Democrats in Congress to sue Trump over foreign business dealings

Nearly 200 Democratic members of Congress filed a federal lawsuit on Wednesday accusing President Donald Trump of violating the Constitution.
Nearly 200 Democratic members of Congress filed a federal lawsuit on Wednesday accusing President Donald Trump of violating the Constitution.
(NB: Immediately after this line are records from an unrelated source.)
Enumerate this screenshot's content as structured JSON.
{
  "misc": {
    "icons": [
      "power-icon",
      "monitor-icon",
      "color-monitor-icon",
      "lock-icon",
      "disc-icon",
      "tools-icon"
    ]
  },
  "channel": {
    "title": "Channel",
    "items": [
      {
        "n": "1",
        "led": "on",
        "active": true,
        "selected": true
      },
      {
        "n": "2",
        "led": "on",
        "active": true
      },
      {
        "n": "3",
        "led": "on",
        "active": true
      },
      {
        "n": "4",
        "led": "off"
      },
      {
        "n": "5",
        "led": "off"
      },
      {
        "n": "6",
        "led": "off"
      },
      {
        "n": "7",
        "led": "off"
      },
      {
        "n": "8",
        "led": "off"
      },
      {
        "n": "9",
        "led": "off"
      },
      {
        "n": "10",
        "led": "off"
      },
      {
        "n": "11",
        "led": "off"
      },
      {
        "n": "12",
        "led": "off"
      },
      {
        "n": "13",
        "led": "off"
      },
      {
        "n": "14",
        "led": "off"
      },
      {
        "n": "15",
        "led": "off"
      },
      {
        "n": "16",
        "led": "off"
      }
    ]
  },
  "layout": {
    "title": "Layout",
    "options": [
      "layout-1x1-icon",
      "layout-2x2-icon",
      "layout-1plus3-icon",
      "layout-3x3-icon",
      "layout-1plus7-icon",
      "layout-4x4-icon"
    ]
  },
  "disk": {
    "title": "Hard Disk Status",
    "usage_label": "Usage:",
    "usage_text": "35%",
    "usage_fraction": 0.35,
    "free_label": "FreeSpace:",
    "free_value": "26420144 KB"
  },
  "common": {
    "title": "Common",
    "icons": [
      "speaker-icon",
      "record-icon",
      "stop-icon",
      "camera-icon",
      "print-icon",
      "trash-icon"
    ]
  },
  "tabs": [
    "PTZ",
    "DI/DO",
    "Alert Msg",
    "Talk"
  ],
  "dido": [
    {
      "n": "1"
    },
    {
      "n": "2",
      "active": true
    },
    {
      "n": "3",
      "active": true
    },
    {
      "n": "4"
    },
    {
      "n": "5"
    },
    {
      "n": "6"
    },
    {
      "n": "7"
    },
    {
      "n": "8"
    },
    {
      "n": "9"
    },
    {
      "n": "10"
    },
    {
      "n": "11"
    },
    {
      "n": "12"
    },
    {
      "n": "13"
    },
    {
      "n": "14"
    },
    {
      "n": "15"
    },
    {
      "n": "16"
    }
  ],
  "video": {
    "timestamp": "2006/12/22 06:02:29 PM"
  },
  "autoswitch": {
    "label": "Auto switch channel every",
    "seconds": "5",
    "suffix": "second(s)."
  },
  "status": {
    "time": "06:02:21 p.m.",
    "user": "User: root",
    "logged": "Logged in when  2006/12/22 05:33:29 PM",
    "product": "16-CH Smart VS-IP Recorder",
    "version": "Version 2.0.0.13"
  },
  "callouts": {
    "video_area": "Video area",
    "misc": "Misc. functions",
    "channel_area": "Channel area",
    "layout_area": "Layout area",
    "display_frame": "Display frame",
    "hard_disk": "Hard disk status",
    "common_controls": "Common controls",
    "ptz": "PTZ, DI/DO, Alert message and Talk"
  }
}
PHOTO: REUTERS

WASHINGTON (NYTIMES) - Nearly 200 Democratic members of Congress filed a federal lawsuit Wednesday (June 14) accusing President Donald Trump of violating the Constitution by profiting from business dealings with foreign governments.

The plaintiffs - believed to be the most members of Congress to ever sue a sitting president - contend that Trump has ignored a constitutional clause that prohibits federal officials from accepting gifts, or emoluments, from foreign powers without congressional approval.
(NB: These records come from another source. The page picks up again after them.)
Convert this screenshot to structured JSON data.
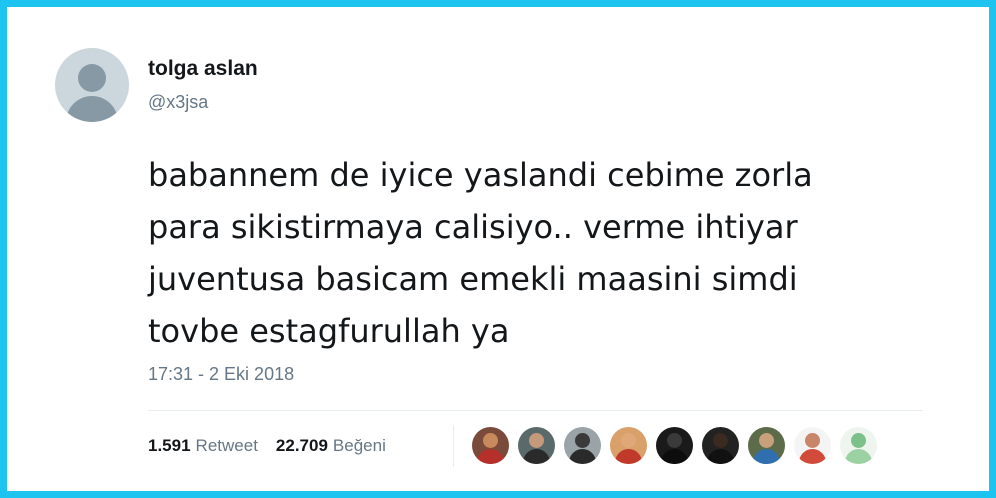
{
  "user": {
    "display_name": "tolga aslan",
    "handle": "@x3jsa",
    "avatar_icon": "default-profile-icon"
  },
  "tweet": {
    "text": "babannem de iyice yaslandi cebime zorla\npara sikistirmaya calisiyo.. verme ihtiyar\njuventusa basicam emekli maasini simdi\ntovbe estagfurullah ya",
    "timestamp": "17:31 - 2 Eki 2018"
  },
  "stats": {
    "retweet_count": "1.591",
    "retweet_label": "Retweet",
    "like_count": "22.709",
    "like_label": "Beğeni"
  },
  "likers": [
    {
      "name": "liker-avatar-1",
      "bg": "#7a4a3a",
      "head": "#c88a5c",
      "body": "#b5302a"
    },
    {
      "name": "liker-avatar-2",
      "bg": "#5a6a6a",
      "head": "#c49a7a",
      "body": "#2a2a2a"
    },
    {
      "name": "liker-avatar-3",
      "bg": "#9aa3a8",
      "head": "#3a3a3a",
      "body": "#2a2a2a"
    },
    {
      "name": "liker-avatar-4",
      "bg": "#d9a06a",
      "head": "#e0a878",
      "body": "#c0392b"
    },
    {
      "name": "liker-avatar-5",
      "bg": "#1a1a1a",
      "head": "#3a3a3a",
      "body": "#0d0d0d"
    },
    {
      "name": "liker-avatar-6",
      "bg": "#222222",
      "head": "#3a2a20",
      "body": "#111111"
    },
    {
      "name": "liker-avatar-7",
      "bg": "#5c6b4a",
      "head": "#c9a07c",
      "body": "#2f6fb0"
    },
    {
      "name": "liker-avatar-8",
      "bg": "#f4f4f4",
      "head": "#c8856a",
      "body": "#d24a3a"
    },
    {
      "name": "liker-avatar-9",
      "bg": "#eef4ee",
      "head": "#7cc08a",
      "body": "#9bd1a3"
    }
  ]
}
It is the third such lawsuit against Trump on the issue since he became president, part of a coordinated effort by the president's critics to force him to reveal his business entanglements and either sell off his holdings or put them in a blind trust.

Like the previous two federal lawsuits, this one, filed in federal court in Washington, accuses Trump of illegally profiteering from his businesses in a variety of ways, including collecting payments from foreign diplomats who stay in his hotels and accepting trademark approvals from foreign governments for his company's goods and services.

But it creates a new group of plaintiffs who claim the president's actions have damaged them: Democratic members of the House and Senate who say they have been wrongly deprived of their constitutional right to rule on whether Trump can accept such economic benefits from foreign governments, according to Sen. Richard Blumenthal of Connecticut, who led the effort with Rep. John Conyers Jr. of Michigan.

"The founders ensured that federal officeholders would not decide for themselves whether particular emoluments were likely to compromise their own independence or lead them to put personal interest over national interest," the lawsuit states.

"An officeholder, in short, should not be the sole judge of his own integrity."

Trump now faces three distinct groups of legal opponents, each alleging they have been harmed in a different way. Earlier this year, private individuals who own hotels or restaurants or book events at hotels that they say compete with Trump's joined a lawsuit filed in federal court in New York by Citizens for Responsibility and Ethics in Washington, or CREW, a nonprofit watchdog group.

On Monday, the attorneys general of Maryland and the District of Columbia filed suit in federal court in Maryland, accusing Trump of putting hotels, resorts and convention centers owned or operated by their governments at a competitive disadvantage. Some legal experts have suggested that this suit may be the most likely to proceed because a state is considered a "coequal sovereign" of the president.

The president's critics are clearly hoping to find a federal judge who will agree that the plaintiffs have enough standing to let a case proceed to the fact-finding stage.

"It is pretty much copy and paste from one suit to another," said Andy S. Grewal, a University of Iowa law professor who has been critical of the lawsuits' merits.

He said the complaint from members of Congress was "the weirdest one" because a court ruling that would for the first time in 230 years define what constituted an emolument would also cover them.

"They could be really shooting themselves in the foot," he said.

Yet each new set of plaintiffs makes it harder for the Justice Department to defend the president on the grounds that his opponents have no legal standing to sue him, Trump's critics said.

"It puts the government in the position of saying that nobody can address this - not hotel competitors, not states, not members of Congress," said Norman Eisen, the chairman of CREW, which started the legal efforts.

"And you cannot get away with that in a rule-of-law system."

Blumenthal, a former Connecticut attorney general, said the president's companies did business in about 20 countries but were shrouded in secrecy, making it impossible for Congress to carry out its constitutional duty of determining whether he was receiving illegal benefits or emoluments.

"The truth is we have no clue about the president's investors," he said in an interview with reporters Tuesday. "How much is Russian money?"

"What we are seeking first and foremost is disclosure," he said. "We cannot consent to what we don't know."

In a response to the initial lawsuit, Justice Department lawyers argued that the framers of the Constitution never intended to prevent a president from owning a business or to ban ordinary, arms-length commercial transactions. They also contended that even if the president had violated the Constitution as his opponents allege, it is up to Congress to take action, not a federal court.

Trump's defenders have said he has gone well beyond what is legally or ethically required to distance himself from his companies, which are now being run by his two adult sons.

Unlike the previous two lawsuits, the lawsuit by members of Congress does not accuse Trump of violating the so-called domestic emoluments clause that bans him from accepting benefits from states or the federal government. That is because the Constitution gives Congress no oversight role there.

A total of 196 members of Congress - nearly 7 in 10 Senate Democrats and nearly 9 in 10 House Democrats, but not a single Republican - joined the suit, Blumenthal said. He said members of Congress have previously sued presidents, alleging that they had been wrongly deprived of their right to carry out their constitutional duty.

But the number who joined the emoluments lawsuit is unprecedented, because the scope of the president's business interests - and his alleged violations - "is truly unprecedented," he said.